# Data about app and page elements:
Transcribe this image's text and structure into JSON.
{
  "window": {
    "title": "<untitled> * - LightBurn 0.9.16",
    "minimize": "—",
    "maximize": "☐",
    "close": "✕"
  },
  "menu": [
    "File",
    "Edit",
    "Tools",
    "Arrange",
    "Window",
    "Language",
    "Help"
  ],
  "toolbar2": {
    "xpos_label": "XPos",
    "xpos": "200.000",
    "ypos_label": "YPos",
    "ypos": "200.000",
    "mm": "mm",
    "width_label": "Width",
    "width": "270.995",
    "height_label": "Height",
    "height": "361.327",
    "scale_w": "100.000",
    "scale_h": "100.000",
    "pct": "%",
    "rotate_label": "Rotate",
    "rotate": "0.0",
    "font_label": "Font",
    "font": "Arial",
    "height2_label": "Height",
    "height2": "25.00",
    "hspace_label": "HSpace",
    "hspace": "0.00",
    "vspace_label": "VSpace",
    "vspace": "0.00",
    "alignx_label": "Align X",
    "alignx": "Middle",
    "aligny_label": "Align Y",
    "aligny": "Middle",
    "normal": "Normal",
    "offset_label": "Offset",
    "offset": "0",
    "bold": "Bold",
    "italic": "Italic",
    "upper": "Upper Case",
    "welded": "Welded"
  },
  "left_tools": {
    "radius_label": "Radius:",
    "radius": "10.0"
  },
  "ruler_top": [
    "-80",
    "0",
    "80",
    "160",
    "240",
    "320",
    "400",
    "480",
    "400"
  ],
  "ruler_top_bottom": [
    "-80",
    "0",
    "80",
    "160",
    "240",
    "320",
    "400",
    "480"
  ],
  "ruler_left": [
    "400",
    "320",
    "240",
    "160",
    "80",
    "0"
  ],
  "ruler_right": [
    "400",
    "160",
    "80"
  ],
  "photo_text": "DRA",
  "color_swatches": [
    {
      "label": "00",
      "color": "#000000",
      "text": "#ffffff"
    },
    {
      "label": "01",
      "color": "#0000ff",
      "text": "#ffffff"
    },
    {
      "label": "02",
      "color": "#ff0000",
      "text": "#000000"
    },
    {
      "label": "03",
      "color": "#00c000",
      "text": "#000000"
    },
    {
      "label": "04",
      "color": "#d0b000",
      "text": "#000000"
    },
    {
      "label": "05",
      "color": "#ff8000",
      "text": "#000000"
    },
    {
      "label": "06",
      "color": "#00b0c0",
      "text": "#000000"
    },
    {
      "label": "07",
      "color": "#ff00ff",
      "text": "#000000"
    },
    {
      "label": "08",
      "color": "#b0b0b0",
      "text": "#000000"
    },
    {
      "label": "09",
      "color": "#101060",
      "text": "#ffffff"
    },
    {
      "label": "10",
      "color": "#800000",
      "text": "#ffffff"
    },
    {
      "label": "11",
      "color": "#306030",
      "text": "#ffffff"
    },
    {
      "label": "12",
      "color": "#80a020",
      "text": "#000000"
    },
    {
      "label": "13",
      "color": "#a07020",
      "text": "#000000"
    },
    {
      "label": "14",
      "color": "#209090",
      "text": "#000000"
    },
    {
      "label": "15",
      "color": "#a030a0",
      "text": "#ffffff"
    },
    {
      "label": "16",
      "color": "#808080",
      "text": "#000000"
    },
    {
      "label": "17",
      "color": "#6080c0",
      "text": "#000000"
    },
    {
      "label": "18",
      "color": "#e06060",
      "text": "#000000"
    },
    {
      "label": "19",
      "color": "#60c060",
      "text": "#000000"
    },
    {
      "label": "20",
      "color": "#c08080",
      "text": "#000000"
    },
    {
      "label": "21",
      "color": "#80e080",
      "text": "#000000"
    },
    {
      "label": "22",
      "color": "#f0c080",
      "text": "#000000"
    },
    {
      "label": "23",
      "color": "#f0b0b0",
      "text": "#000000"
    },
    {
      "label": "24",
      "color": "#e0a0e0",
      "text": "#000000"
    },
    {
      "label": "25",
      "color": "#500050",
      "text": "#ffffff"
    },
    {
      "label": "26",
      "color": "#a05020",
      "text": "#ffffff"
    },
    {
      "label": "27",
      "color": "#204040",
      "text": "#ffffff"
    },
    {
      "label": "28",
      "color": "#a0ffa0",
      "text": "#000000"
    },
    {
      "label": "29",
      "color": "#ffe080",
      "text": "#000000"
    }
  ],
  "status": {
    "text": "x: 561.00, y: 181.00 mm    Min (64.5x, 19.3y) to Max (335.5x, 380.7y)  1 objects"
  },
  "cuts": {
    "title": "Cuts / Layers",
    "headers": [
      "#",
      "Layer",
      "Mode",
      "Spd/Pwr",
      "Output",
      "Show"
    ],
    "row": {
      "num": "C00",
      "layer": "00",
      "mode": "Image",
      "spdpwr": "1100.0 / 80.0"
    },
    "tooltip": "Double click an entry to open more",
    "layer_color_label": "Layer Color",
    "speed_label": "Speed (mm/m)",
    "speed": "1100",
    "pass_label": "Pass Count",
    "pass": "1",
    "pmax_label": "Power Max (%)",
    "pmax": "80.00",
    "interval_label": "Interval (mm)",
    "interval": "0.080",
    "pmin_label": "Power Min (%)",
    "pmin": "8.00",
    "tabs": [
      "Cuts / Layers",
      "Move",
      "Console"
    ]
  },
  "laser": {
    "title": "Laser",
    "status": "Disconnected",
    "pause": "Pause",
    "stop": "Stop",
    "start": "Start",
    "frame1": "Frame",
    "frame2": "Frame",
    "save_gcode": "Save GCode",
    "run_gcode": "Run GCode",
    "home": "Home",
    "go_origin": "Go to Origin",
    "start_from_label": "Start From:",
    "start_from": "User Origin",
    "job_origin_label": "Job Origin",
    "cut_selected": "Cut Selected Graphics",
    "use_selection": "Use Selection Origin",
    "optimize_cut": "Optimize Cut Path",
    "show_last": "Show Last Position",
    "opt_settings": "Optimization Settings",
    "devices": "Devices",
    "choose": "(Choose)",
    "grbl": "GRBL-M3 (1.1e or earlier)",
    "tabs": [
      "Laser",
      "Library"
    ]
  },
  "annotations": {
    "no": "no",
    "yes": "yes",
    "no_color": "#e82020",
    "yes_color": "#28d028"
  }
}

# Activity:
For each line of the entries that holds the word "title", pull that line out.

# Task output:
    "title": "<untitled> * - LightBurn 0.9.16",
    "title": "Cuts / Layers",
    "title": "Laser",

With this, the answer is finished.